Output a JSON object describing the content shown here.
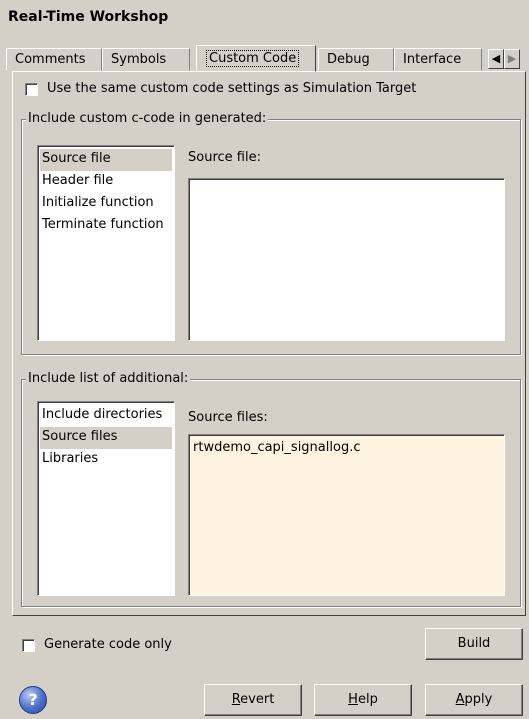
{
  "window": {
    "title": "Real-Time Workshop"
  },
  "tabs": [
    {
      "label": "Comments"
    },
    {
      "label": "Symbols"
    },
    {
      "label": "Custom Code"
    },
    {
      "label": "Debug"
    },
    {
      "label": "Interface"
    }
  ],
  "tab_nav": {
    "left": "◀",
    "right": "▶"
  },
  "same_settings": {
    "label": "Use the same custom code settings as Simulation Target",
    "checked": false
  },
  "include_code_group": {
    "legend": "Include custom c-code in generated:",
    "items": [
      "Source file",
      "Header file",
      "Initialize function",
      "Terminate function"
    ],
    "selected_index": 0,
    "editor_label": "Source file:",
    "editor_value": ""
  },
  "include_list_group": {
    "legend": "Include list of additional:",
    "items": [
      "Include directories",
      "Source files",
      "Libraries"
    ],
    "selected_index": 1,
    "editor_label": "Source files:",
    "editor_value": "rtwdemo_capi_signallog.c",
    "editor_bg": "#fdf3df"
  },
  "generate_only": {
    "label": "Generate code only",
    "checked": false
  },
  "buttons": {
    "build": "Build",
    "revert_u": "R",
    "revert_rest": "evert",
    "help_u": "H",
    "help_rest": "elp",
    "apply_u": "A",
    "apply_rest": "pply"
  },
  "help_icon": {
    "glyph": "?"
  }
}
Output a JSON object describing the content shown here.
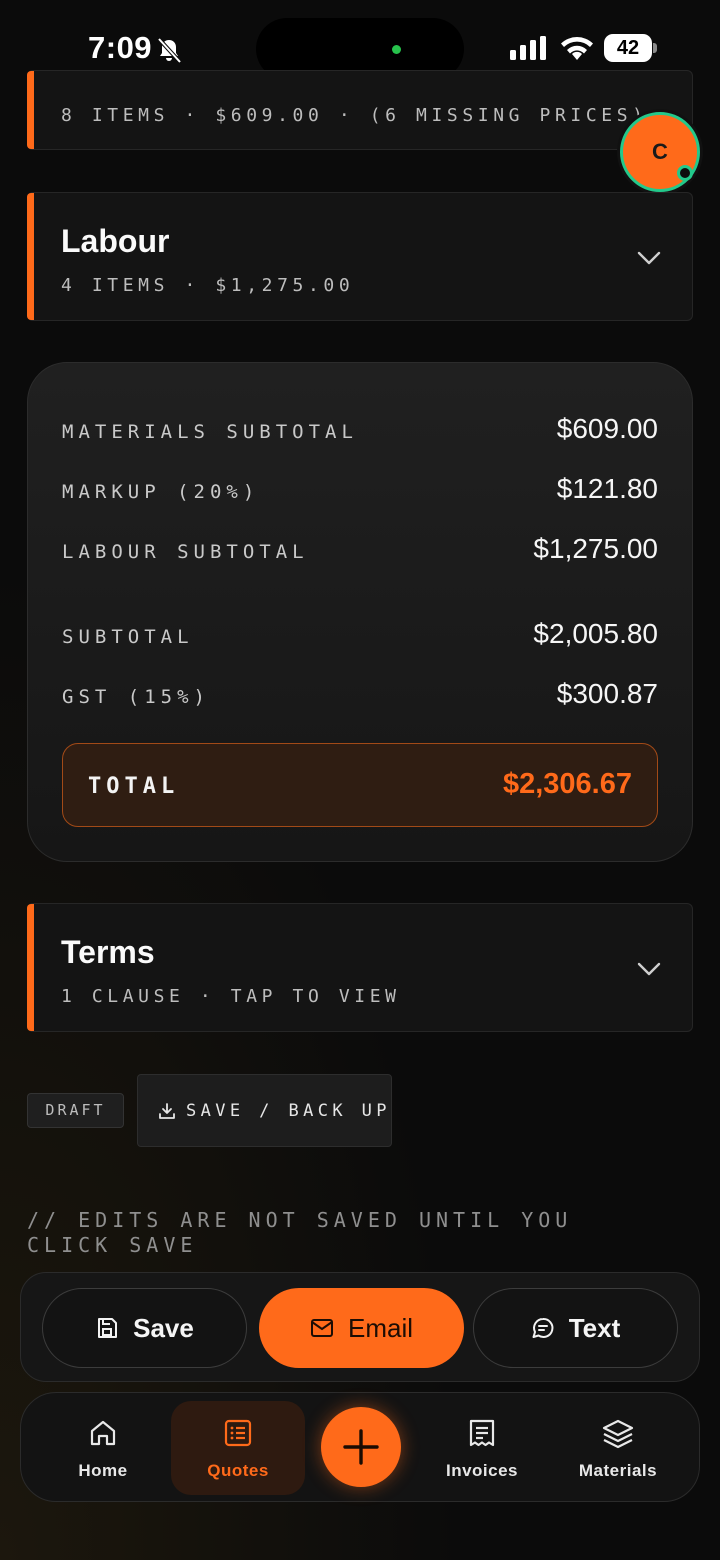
{
  "status_bar": {
    "time": "7:09",
    "battery": "42"
  },
  "user": {
    "avatar_initial": "C"
  },
  "materials_section": {
    "meta": "8 ITEMS · $609.00 · (6 MISSING PRICES)"
  },
  "labour_section": {
    "title": "Labour",
    "meta": "4 ITEMS · $1,275.00"
  },
  "totals": {
    "rows": [
      {
        "label": "MATERIALS SUBTOTAL",
        "value": "$609.00"
      },
      {
        "label": "MARKUP (20%)",
        "value": "$121.80"
      },
      {
        "label": "LABOUR SUBTOTAL",
        "value": "$1,275.00"
      },
      {
        "label": "SUBTOTAL",
        "value": "$2,005.80"
      },
      {
        "label": "GST (15%)",
        "value": "$300.87"
      }
    ],
    "total_label": "TOTAL",
    "total_value": "$2,306.67"
  },
  "terms_section": {
    "title": "Terms",
    "meta": "1 CLAUSE · TAP TO VIEW"
  },
  "status": {
    "draft_label": "DRAFT",
    "save_backup_label": "SAVE / BACK UP"
  },
  "note": "// EDITS ARE NOT SAVED UNTIL YOU CLICK SAVE",
  "actions": {
    "save": "Save",
    "email": "Email",
    "text": "Text"
  },
  "nav": {
    "items": [
      {
        "label": "Home",
        "icon": "home-icon"
      },
      {
        "label": "Quotes",
        "icon": "list-icon"
      },
      {
        "label": "Invoices",
        "icon": "receipt-icon"
      },
      {
        "label": "Materials",
        "icon": "layers-icon"
      }
    ],
    "fab_icon": "plus-icon"
  },
  "colors": {
    "accent": "#ff6a1a",
    "background": "#0b0b0b",
    "card": "#141414",
    "online": "#23c98b"
  }
}
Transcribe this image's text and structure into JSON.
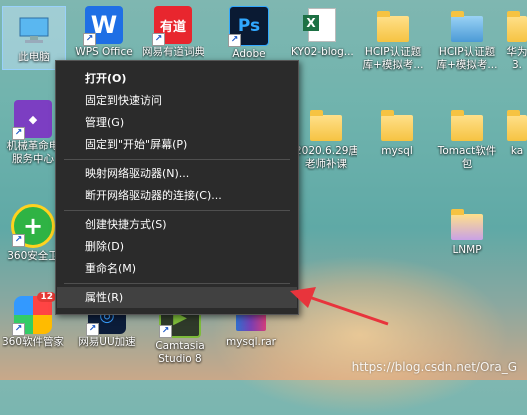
{
  "desktop": {
    "icons": [
      {
        "label": "此电脑"
      },
      {
        "label": "WPS Office"
      },
      {
        "label": "网易有道词典"
      },
      {
        "label": "Adobe"
      },
      {
        "label": "KY02-blog..."
      },
      {
        "label": "HCIP认证题"
      },
      {
        "label": "HCIP认证题"
      },
      {
        "label": "华为"
      },
      {
        "label": "机械革命电"
      },
      {
        "label": "服务中心"
      },
      {
        "label": "2020.6.29唐"
      },
      {
        "label": "老师补课"
      },
      {
        "label": "mysql"
      },
      {
        "label": "Tomact软件"
      },
      {
        "label": "包"
      },
      {
        "label": "ka"
      },
      {
        "label": "360安全卫"
      },
      {
        "label": "LNMP"
      },
      {
        "label": "360软件管家"
      },
      {
        "label": "网易UU加速"
      },
      {
        "label": "Camtasia"
      },
      {
        "label": "Studio 8"
      },
      {
        "label": "mysql.rar"
      },
      {
        "label": "库+模拟考..."
      },
      {
        "label": "库+模拟考..."
      },
      {
        "label": "3."
      }
    ],
    "badge_count": "12"
  },
  "context_menu": {
    "items": [
      {
        "label": "打开(O)"
      },
      {
        "label": "固定到快速访问"
      },
      {
        "label": "管理(G)"
      },
      {
        "label": "固定到\"开始\"屏幕(P)"
      },
      {
        "label": "映射网络驱动器(N)..."
      },
      {
        "label": "断开网络驱动器的连接(C)..."
      },
      {
        "label": "创建快捷方式(S)"
      },
      {
        "label": "删除(D)"
      },
      {
        "label": "重命名(M)"
      },
      {
        "label": "属性(R)"
      }
    ]
  },
  "watermark": "https://blog.csdn.net/Ora_G",
  "colors": {
    "menu_bg": "#2b2b2b",
    "arrow": "#e8343c"
  }
}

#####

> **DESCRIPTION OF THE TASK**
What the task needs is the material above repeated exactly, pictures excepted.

> **ANSWER TO THIS TASK**
Output a JSON object describing the content shown here.
{
  "window": {
    "title": "Real-Time Workshop"
  },
  "tabs": [
    {
      "label": "Comments"
    },
    {
      "label": "Symbols"
    },
    {
      "label": "Custom Code"
    },
    {
      "label": "Debug"
    },
    {
      "label": "Interface"
    }
  ],
  "tab_nav": {
    "left": "◀",
    "right": "▶"
  },
  "same_settings": {
    "label": "Use the same custom code settings as Simulation Target",
    "checked": false
  },
  "include_code_group": {
    "legend": "Include custom c-code in generated:",
    "items": [
      "Source file",
      "Header file",
      "Initialize function",
      "Terminate function"
    ],
    "selected_index": 0,
    "editor_label": "Source file:",
    "editor_value": ""
  },
  "include_list_group": {
    "legend": "Include list of additional:",
    "items": [
      "Include directories",
      "Source files",
      "Libraries"
    ],
    "selected_index": 1,
    "editor_label": "Source files:",
    "editor_value": "rtwdemo_capi_signallog.c",
    "editor_bg": "#fdf3df"
  },
  "generate_only": {
    "label": "Generate code only",
    "checked": false
  },
  "buttons": {
    "build": "Build",
    "revert_u": "R",
    "revert_rest": "evert",
    "help_u": "H",
    "help_rest": "elp",
    "apply_u": "A",
    "apply_rest": "pply"
  },
  "help_icon": {
    "glyph": "?"
  }
}
Output a JSON object describing the content shown here.
{
  "status_bar": {
    "time": "7:09",
    "battery": "42"
  },
  "user": {
    "avatar_initial": "C"
  },
  "materials_section": {
    "meta": "8 ITEMS · $609.00 · (6 MISSING PRICES)"
  },
  "labour_section": {
    "title": "Labour",
    "meta": "4 ITEMS · $1,275.00"
  },
  "totals": {
    "rows": [
      {
        "label": "MATERIALS SUBTOTAL",
        "value": "$609.00"
      },
      {
        "label": "MARKUP (20%)",
        "value": "$121.80"
      },
      {
        "label": "LABOUR SUBTOTAL",
        "value": "$1,275.00"
      },
      {
        "label": "SUBTOTAL",
        "value": "$2,005.80"
      },
      {
        "label": "GST (15%)",
        "value": "$300.87"
      }
    ],
    "total_label": "TOTAL",
    "total_value": "$2,306.67"
  },
  "terms_section": {
    "title": "Terms",
    "meta": "1 CLAUSE · TAP TO VIEW"
  },
  "status": {
    "draft_label": "DRAFT",
    "save_backup_label": "SAVE / BACK UP"
  },
  "note": "// EDITS ARE NOT SAVED UNTIL YOU CLICK SAVE",
  "actions": {
    "save": "Save",
    "email": "Email",
    "text": "Text"
  },
  "nav": {
    "items": [
      {
        "label": "Home",
        "icon": "home-icon"
      },
      {
        "label": "Quotes",
        "icon": "list-icon"
      },
      {
        "label": "Invoices",
        "icon": "receipt-icon"
      },
      {
        "label": "Materials",
        "icon": "layers-icon"
      }
    ],
    "fab_icon": "plus-icon"
  },
  "colors": {
    "accent": "#ff6a1a",
    "background": "#0b0b0b",
    "card": "#141414",
    "online": "#23c98b"
  }
}
Transcribe this image's text and structure into JSON.
{
  "desktop": {
    "icons": [
      {
        "label": "此电脑"
      },
      {
        "label": "WPS Office"
      },
      {
        "label": "网易有道词典"
      },
      {
        "label": "Adobe"
      },
      {
        "label": "KY02-blog..."
      },
      {
        "label": "HCIP认证题"
      },
      {
        "label": "HCIP认证题"
      },
      {
        "label": "华为"
      },
      {
        "label": "机械革命电"
      },
      {
        "label": "服务中心"
      },
      {
        "label": "2020.6.29唐"
      },
      {
        "label": "老师补课"
      },
      {
        "label": "mysql"
      },
      {
        "label": "Tomact软件"
      },
      {
        "label": "包"
      },
      {
        "label": "ka"
      },
      {
        "label": "360安全卫"
      },
      {
        "label": "LNMP"
      },
      {
        "label": "360软件管家"
      },
      {
        "label": "网易UU加速"
      },
      {
        "label": "Camtasia"
      },
      {
        "label": "Studio 8"
      },
      {
        "label": "mysql.rar"
      },
      {
        "label": "库+模拟考..."
      },
      {
        "label": "库+模拟考..."
      },
      {
        "label": "3."
      }
    ],
    "badge_count": "12"
  },
  "context_menu": {
    "items": [
      {
        "label": "打开(O)"
      },
      {
        "label": "固定到快速访问"
      },
      {
        "label": "管理(G)"
      },
      {
        "label": "固定到\"开始\"屏幕(P)"
      },
      {
        "label": "映射网络驱动器(N)..."
      },
      {
        "label": "断开网络驱动器的连接(C)..."
      },
      {
        "label": "创建快捷方式(S)"
      },
      {
        "label": "删除(D)"
      },
      {
        "label": "重命名(M)"
      },
      {
        "label": "属性(R)"
      }
    ]
  },
  "watermark": "https://blog.csdn.net/Ora_G",
  "colors": {
    "menu_bg": "#2b2b2b",
    "arrow": "#e8343c"
  }
}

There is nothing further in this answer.